Records from a collection
Segment Open
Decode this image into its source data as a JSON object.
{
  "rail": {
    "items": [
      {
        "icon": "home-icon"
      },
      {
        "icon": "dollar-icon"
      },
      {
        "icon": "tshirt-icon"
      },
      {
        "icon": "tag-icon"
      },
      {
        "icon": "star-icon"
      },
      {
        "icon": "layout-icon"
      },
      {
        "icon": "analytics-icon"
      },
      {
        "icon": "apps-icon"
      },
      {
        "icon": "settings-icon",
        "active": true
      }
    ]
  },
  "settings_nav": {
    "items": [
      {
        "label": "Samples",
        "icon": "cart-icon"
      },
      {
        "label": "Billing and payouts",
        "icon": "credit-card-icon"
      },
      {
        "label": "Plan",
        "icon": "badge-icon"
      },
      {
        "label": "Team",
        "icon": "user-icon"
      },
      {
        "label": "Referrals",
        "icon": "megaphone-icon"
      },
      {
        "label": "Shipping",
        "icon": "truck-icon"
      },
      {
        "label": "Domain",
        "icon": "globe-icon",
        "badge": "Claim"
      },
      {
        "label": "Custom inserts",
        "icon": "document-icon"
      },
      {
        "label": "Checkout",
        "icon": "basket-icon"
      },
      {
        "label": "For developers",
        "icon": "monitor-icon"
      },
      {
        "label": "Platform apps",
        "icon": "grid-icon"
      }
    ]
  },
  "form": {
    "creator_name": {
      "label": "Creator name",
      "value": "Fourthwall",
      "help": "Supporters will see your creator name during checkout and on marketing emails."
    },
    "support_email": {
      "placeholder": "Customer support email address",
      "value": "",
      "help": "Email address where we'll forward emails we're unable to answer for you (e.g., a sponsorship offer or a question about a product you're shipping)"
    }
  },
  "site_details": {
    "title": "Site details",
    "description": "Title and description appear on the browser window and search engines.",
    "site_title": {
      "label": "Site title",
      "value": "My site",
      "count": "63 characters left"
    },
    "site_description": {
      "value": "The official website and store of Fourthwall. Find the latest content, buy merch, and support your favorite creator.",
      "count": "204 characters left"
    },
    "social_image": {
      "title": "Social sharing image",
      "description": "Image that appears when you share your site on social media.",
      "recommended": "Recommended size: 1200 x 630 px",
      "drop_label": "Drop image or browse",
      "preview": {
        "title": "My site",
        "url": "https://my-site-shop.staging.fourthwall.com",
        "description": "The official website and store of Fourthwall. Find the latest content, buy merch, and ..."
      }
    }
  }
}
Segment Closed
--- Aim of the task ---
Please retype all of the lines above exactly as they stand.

--- Written answer ---
Decode this image into its source data as a JSON object.
{
  "rail": {
    "items": [
      {
        "icon": "home-icon"
      },
      {
        "icon": "dollar-icon"
      },
      {
        "icon": "tshirt-icon"
      },
      {
        "icon": "tag-icon"
      },
      {
        "icon": "star-icon"
      },
      {
        "icon": "layout-icon"
      },
      {
        "icon": "analytics-icon"
      },
      {
        "icon": "apps-icon"
      },
      {
        "icon": "settings-icon",
        "active": true
      }
    ]
  },
  "settings_nav": {
    "items": [
      {
        "label": "Samples",
        "icon": "cart-icon"
      },
      {
        "label": "Billing and payouts",
        "icon": "credit-card-icon"
      },
      {
        "label": "Plan",
        "icon": "badge-icon"
      },
      {
        "label": "Team",
        "icon": "user-icon"
      },
      {
        "label": "Referrals",
        "icon": "megaphone-icon"
      },
      {
        "label": "Shipping",
        "icon": "truck-icon"
      },
      {
        "label": "Domain",
        "icon": "globe-icon",
        "badge": "Claim"
      },
      {
        "label": "Custom inserts",
        "icon": "document-icon"
      },
      {
        "label": "Checkout",
        "icon": "basket-icon"
      },
      {
        "label": "For developers",
        "icon": "monitor-icon"
      },
      {
        "label": "Platform apps",
        "icon": "grid-icon"
      }
    ]
  },
  "form": {
    "creator_name": {
      "label": "Creator name",
      "value": "Fourthwall",
      "help": "Supporters will see your creator name during checkout and on marketing emails."
    },
    "support_email": {
      "placeholder": "Customer support email address",
      "value": "",
      "help": "Email address where we'll forward emails we're unable to answer for you (e.g., a sponsorship offer or a question about a product you're shipping)"
    }
  },
  "site_details": {
    "title": "Site details",
    "description": "Title and description appear on the browser window and search engines.",
    "site_title": {
      "label": "Site title",
      "value": "My site",
      "count": "63 characters left"
    },
    "site_description": {
      "value": "The official website and store of Fourthwall. Find the latest content, buy merch, and support your favorite creator.",
      "count": "204 characters left"
    },
    "social_image": {
      "title": "Social sharing image",
      "description": "Image that appears when you share your site on social media.",
      "recommended": "Recommended size: 1200 x 630 px",
      "drop_label": "Drop image or browse",
      "preview": {
        "title": "My site",
        "url": "https://my-site-shop.staging.fourthwall.com",
        "description": "The official website and store of Fourthwall. Find the latest content, buy merch, and ..."
      }
    }
  }
}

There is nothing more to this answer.